__Items from an interface collection__:
· · · ·

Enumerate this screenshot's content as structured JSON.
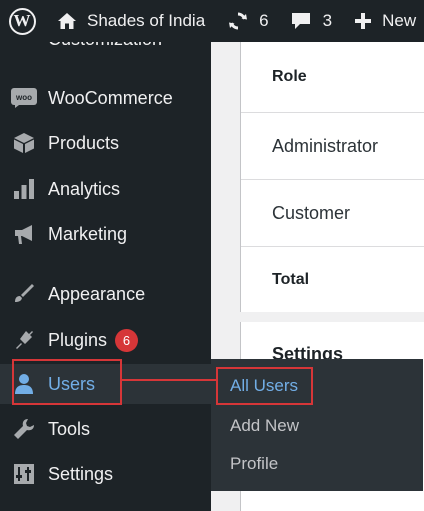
{
  "adminbar": {
    "site_name": "Shades of India",
    "updates_count": "6",
    "comments_count": "3",
    "new_label": "New"
  },
  "sidebar": {
    "partial_label": "Customization",
    "items": [
      {
        "label": "WooCommerce",
        "icon": "woo-icon"
      },
      {
        "label": "Products",
        "icon": "box-icon"
      },
      {
        "label": "Analytics",
        "icon": "bar-chart-icon"
      },
      {
        "label": "Marketing",
        "icon": "megaphone-icon"
      },
      {
        "label": "Appearance",
        "icon": "paintbrush-icon"
      },
      {
        "label": "Plugins",
        "icon": "plug-icon",
        "badge": "6"
      },
      {
        "label": "Users",
        "icon": "user-icon"
      },
      {
        "label": "Tools",
        "icon": "wrench-icon"
      },
      {
        "label": "Settings",
        "icon": "settings-icon"
      }
    ]
  },
  "users_submenu": {
    "items": [
      "All Users",
      "Add New",
      "Profile"
    ]
  },
  "table": {
    "header": "Role",
    "rows": [
      "Administrator",
      "Customer"
    ],
    "footer": "Total"
  },
  "settings_panel": {
    "title": "Settings"
  },
  "colors": {
    "sidebar_bg": "#1d2327",
    "active_text": "#72aee6",
    "highlight": "#d63638",
    "badge": "#d63638"
  }
}
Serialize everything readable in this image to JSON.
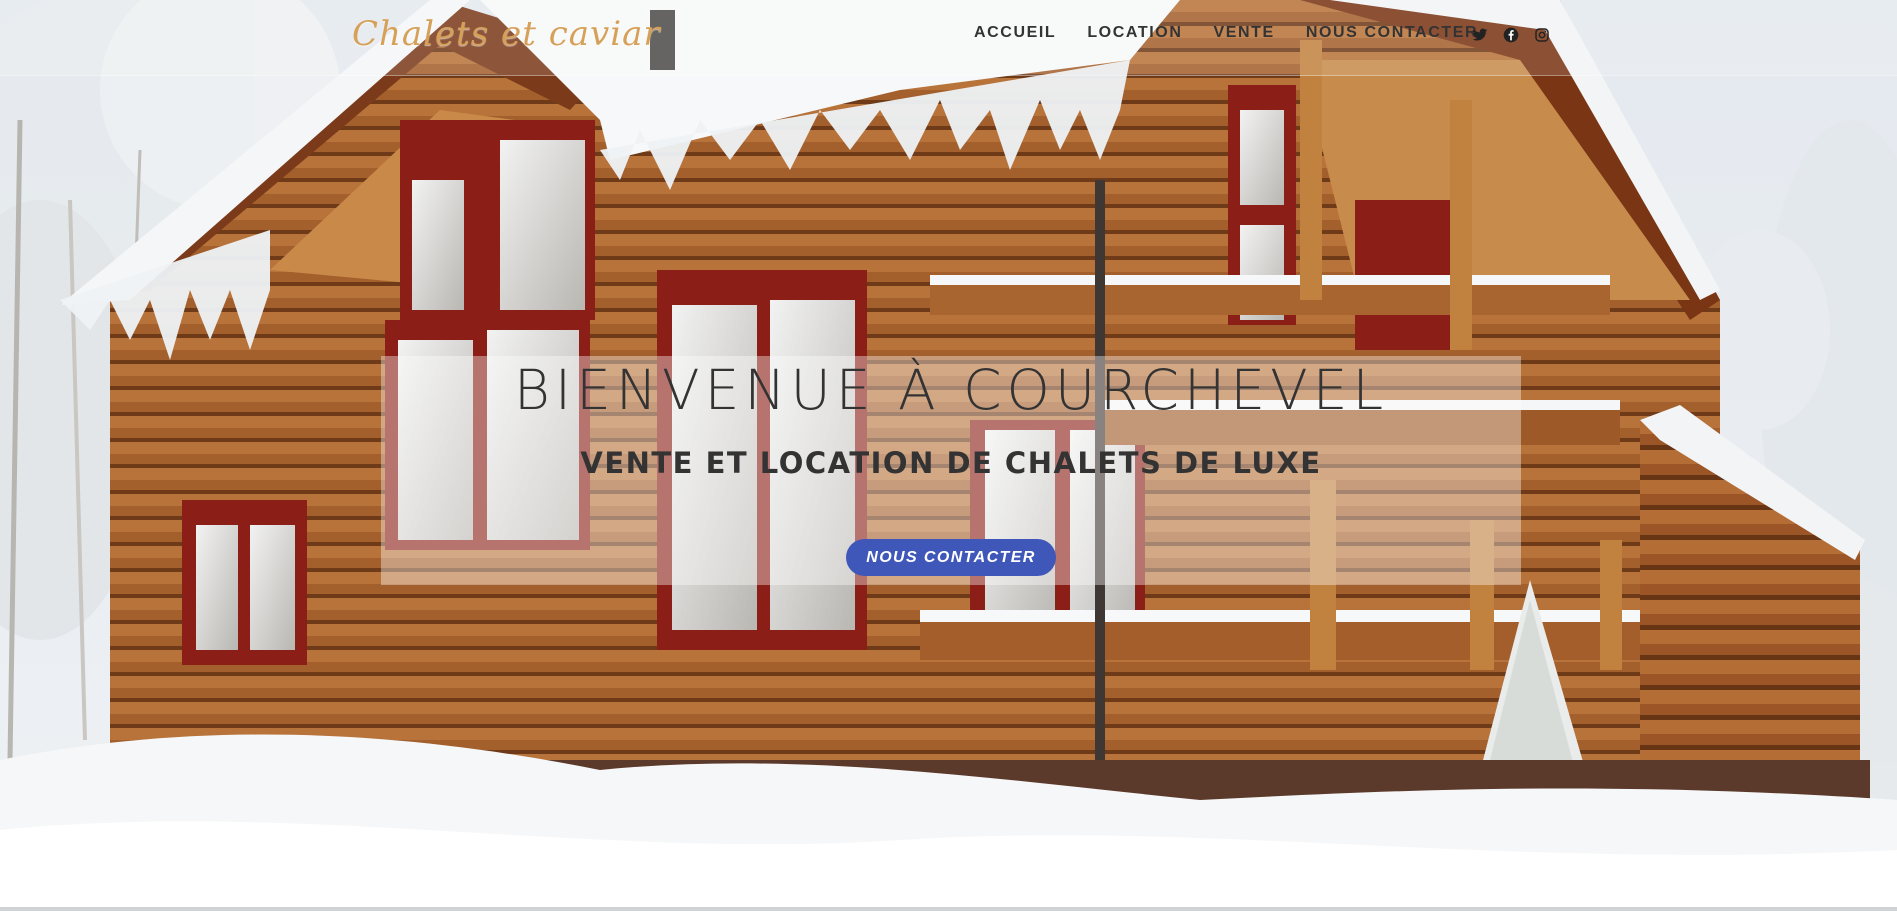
{
  "header": {
    "logo_text": "Chalets et caviar",
    "nav": [
      {
        "label": "ACCUEIL"
      },
      {
        "label": "LOCATION"
      },
      {
        "label": "VENTE"
      },
      {
        "label": "NOUS CONTACTER"
      }
    ],
    "social_icons": [
      "twitter-icon",
      "facebook-icon",
      "instagram-icon"
    ]
  },
  "hero": {
    "title": "BIENVENUE À COURCHEVEL",
    "subtitle": "VENTE ET LOCATION DE CHALETS DE LUXE",
    "cta_label": "NOUS CONTACTER"
  },
  "colors": {
    "accent": "#3f57b8",
    "logo": "#d6a059",
    "text": "#333333",
    "wood": "#9c5a2a",
    "window_frame": "#8e1f1a",
    "snow": "#f7f8f9"
  }
}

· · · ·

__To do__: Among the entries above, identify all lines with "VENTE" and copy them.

__Solved problem__:
        "label": "VENTE"
    "subtitle": "VENTE ET LOCATION DE CHALETS DE LUXE",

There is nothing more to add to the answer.